Provided material Block Start
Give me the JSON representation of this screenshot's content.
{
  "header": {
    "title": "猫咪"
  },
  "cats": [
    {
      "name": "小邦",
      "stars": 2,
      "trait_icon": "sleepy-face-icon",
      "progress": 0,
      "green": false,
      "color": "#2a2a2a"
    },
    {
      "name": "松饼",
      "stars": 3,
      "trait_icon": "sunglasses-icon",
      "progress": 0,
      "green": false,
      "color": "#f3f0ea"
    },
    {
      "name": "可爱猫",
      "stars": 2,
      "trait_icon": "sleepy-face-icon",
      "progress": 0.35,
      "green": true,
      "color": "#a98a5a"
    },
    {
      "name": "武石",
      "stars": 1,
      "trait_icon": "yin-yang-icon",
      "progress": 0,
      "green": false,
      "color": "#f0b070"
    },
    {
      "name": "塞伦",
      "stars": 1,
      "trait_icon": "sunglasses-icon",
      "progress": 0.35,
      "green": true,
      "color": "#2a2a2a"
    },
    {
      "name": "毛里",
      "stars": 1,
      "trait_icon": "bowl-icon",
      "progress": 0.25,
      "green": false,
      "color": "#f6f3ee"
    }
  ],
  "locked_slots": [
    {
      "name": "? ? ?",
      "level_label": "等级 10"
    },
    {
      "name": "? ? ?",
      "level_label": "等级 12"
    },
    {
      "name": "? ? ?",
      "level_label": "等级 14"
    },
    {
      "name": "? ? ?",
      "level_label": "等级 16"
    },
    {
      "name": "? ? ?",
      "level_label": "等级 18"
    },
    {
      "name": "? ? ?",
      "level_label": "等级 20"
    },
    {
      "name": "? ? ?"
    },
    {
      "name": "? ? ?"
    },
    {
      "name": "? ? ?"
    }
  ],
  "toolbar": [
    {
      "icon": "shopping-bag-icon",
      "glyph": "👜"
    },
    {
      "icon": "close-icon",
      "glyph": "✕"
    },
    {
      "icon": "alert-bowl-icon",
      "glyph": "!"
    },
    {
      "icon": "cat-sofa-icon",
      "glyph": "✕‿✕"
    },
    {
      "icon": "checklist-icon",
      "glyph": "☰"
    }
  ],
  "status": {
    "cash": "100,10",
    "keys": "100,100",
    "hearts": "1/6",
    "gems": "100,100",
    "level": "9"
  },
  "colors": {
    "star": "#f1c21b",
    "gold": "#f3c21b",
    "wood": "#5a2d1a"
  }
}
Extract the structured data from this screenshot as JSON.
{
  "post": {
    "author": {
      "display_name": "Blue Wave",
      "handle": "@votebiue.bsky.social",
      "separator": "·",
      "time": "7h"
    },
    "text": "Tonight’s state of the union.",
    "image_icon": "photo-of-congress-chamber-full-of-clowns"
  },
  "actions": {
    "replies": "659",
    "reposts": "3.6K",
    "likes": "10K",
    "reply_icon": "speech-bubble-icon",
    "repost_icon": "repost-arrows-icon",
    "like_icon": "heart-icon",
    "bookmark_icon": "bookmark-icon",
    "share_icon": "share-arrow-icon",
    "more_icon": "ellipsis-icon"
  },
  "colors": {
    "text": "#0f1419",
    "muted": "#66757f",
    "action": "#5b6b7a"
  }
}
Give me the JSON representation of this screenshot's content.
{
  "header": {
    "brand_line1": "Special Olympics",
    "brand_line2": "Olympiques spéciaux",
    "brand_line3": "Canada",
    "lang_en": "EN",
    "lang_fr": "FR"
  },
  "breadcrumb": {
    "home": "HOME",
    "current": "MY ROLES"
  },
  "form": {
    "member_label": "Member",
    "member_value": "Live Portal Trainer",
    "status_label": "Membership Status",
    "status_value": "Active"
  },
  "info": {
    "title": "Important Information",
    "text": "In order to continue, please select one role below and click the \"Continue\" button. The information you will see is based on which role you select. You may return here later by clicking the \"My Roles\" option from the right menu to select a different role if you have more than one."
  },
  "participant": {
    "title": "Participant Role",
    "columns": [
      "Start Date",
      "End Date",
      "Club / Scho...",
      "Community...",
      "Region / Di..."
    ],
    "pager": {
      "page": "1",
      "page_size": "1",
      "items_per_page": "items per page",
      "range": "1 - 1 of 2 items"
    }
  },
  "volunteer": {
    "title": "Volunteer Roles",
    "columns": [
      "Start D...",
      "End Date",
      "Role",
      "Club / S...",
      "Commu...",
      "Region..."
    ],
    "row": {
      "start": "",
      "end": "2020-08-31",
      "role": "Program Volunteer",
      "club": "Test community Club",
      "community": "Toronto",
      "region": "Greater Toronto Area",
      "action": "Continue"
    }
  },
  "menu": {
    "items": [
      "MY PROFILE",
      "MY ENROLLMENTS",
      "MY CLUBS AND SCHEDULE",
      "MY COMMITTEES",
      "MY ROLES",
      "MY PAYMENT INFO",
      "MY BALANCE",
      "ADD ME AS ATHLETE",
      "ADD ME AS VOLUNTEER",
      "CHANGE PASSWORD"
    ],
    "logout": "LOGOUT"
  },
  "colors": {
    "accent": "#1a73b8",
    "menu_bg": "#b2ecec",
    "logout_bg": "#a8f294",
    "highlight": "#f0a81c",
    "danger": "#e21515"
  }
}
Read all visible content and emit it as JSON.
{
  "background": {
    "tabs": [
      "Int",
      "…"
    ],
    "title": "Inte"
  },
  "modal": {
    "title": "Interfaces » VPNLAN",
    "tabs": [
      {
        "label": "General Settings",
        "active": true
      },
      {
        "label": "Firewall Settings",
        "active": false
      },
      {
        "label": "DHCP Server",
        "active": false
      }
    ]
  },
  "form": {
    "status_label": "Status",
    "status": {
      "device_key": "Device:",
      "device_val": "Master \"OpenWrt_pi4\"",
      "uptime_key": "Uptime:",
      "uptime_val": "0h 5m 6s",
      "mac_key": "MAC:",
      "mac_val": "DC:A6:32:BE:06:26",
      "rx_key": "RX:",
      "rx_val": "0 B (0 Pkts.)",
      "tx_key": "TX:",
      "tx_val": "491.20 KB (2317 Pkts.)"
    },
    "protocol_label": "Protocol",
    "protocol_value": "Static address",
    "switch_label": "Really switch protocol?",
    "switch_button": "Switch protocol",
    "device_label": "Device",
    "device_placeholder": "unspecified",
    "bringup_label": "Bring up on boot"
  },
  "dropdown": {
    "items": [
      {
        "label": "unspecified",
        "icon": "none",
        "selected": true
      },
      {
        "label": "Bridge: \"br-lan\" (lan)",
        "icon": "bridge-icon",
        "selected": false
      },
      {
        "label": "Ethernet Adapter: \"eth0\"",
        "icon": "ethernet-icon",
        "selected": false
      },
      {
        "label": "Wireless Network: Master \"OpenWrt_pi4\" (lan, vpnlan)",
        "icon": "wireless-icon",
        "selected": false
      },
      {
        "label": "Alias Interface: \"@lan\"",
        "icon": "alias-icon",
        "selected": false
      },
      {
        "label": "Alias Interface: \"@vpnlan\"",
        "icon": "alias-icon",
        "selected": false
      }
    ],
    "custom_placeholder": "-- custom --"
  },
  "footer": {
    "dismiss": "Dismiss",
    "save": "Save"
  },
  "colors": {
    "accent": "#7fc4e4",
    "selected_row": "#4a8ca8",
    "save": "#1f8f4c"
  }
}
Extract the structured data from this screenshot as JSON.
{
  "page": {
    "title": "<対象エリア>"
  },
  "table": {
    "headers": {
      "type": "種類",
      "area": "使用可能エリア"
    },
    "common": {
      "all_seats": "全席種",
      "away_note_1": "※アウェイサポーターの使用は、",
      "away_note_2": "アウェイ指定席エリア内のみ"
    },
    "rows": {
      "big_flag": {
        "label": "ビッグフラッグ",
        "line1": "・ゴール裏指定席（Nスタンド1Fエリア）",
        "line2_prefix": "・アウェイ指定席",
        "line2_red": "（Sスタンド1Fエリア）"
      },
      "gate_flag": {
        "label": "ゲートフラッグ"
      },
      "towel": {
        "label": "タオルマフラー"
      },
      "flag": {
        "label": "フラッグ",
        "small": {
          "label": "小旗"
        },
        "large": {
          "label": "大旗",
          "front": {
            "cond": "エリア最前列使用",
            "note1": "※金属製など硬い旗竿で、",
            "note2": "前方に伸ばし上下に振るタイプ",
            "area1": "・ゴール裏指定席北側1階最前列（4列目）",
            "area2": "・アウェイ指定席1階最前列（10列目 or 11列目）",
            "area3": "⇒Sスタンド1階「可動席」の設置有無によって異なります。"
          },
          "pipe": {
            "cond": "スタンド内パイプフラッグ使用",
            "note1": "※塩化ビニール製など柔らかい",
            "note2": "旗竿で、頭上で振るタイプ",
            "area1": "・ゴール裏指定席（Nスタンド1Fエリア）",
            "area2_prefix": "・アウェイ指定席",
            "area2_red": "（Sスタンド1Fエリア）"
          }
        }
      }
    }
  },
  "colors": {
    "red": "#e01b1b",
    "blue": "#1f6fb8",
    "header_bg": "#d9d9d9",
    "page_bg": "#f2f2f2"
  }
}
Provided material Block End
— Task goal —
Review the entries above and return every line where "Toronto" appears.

— Output for this task —
      "community": "Toronto",
      "region": "Greater Toronto Area",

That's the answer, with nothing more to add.